Materials provided
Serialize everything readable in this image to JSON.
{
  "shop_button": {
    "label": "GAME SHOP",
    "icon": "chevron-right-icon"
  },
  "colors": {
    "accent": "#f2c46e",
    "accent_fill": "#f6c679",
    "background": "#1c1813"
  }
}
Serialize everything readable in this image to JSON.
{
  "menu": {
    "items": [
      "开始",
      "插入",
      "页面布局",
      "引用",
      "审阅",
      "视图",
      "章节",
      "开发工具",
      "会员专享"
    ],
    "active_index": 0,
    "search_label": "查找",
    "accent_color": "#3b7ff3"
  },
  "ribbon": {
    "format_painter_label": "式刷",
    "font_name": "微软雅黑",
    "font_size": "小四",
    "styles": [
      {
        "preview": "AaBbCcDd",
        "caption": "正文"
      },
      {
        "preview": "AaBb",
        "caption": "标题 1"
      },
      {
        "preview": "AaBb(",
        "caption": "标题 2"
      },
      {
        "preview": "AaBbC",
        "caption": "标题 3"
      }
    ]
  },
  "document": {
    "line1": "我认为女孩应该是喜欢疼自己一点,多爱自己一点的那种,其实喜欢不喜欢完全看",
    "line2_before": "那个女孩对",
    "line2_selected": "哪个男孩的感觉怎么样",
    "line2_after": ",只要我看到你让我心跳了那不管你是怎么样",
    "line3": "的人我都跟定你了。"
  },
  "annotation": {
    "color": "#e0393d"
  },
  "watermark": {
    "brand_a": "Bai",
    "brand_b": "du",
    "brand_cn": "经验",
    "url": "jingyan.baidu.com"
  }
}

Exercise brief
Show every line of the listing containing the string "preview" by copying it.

Answer area
        "preview": "AaBbCcDd",
        "preview": "AaBb",
        "preview": "AaBb(",
        "preview": "AaBbC",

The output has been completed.